◆ EXCERPTED RECORDS
____________________
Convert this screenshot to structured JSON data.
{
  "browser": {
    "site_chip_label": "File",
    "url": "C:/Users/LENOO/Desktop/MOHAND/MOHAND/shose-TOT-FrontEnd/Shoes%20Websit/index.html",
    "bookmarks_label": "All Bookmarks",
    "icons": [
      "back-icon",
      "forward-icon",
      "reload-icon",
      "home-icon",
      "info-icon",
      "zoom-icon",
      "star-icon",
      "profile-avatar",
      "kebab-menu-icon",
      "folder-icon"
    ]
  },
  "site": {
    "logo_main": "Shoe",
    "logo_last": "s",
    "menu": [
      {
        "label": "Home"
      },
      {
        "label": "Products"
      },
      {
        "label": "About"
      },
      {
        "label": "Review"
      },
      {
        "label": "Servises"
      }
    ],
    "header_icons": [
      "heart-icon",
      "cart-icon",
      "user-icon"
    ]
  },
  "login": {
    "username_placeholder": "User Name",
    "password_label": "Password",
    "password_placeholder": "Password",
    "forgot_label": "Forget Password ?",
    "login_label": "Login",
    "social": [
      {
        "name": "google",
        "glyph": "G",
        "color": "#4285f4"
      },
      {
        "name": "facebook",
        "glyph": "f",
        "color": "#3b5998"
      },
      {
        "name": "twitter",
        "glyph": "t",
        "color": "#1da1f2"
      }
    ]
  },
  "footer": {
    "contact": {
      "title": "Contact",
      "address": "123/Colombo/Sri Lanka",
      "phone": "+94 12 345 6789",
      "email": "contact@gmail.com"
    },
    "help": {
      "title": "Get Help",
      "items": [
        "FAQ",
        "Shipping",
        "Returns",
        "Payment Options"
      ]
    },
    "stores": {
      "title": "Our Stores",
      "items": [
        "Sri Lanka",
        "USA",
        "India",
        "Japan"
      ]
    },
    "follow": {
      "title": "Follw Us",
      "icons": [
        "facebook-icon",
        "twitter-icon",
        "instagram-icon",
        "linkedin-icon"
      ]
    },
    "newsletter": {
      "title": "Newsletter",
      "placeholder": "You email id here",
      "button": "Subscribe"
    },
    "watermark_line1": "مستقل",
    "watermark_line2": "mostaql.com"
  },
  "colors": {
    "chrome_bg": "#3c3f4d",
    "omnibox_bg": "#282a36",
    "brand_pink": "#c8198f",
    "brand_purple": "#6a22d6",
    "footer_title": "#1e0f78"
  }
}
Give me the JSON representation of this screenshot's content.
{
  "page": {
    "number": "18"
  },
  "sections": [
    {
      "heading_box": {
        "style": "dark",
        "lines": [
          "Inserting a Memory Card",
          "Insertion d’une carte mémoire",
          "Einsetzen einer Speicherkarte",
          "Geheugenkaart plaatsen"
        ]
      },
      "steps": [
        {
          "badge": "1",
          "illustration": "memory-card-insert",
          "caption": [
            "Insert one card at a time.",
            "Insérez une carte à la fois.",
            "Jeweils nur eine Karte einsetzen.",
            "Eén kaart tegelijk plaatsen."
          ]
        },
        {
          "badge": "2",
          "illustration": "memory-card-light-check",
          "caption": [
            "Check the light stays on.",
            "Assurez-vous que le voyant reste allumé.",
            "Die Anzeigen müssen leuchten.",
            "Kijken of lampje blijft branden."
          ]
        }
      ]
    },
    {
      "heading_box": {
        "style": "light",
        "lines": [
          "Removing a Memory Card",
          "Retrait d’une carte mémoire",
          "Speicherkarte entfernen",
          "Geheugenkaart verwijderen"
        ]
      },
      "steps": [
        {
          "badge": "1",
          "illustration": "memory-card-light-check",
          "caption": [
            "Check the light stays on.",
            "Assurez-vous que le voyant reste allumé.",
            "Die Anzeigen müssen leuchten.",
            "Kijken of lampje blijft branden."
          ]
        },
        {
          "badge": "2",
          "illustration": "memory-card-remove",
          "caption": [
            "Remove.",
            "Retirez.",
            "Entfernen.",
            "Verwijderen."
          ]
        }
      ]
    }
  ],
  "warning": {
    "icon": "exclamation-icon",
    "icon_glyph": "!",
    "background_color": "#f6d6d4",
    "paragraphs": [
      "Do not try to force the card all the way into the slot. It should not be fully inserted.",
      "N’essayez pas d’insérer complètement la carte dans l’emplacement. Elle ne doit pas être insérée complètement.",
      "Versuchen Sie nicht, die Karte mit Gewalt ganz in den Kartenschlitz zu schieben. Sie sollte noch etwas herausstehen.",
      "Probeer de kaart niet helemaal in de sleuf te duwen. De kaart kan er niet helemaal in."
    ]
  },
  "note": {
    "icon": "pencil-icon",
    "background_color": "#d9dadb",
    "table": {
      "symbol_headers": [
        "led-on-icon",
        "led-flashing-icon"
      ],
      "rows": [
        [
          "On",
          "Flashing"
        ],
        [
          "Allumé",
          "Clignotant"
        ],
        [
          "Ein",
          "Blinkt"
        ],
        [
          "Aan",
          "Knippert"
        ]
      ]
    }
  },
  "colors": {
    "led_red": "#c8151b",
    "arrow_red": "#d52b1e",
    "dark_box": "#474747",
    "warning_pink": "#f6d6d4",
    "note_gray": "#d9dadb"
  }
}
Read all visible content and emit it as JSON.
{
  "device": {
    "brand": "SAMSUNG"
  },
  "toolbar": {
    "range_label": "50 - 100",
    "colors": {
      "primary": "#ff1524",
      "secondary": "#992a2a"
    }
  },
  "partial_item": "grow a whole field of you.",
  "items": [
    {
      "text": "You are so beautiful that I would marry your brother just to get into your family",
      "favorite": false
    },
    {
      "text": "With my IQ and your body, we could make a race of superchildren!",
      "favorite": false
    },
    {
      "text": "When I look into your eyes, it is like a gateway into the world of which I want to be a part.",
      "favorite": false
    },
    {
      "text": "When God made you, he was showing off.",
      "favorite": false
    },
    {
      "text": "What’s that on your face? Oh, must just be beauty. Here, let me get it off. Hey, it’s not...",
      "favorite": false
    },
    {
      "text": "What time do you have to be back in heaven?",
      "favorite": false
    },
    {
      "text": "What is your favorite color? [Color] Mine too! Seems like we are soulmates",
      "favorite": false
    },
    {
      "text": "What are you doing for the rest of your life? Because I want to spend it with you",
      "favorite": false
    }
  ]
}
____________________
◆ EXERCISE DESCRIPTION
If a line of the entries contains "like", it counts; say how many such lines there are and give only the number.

◆ THE ANSWER
2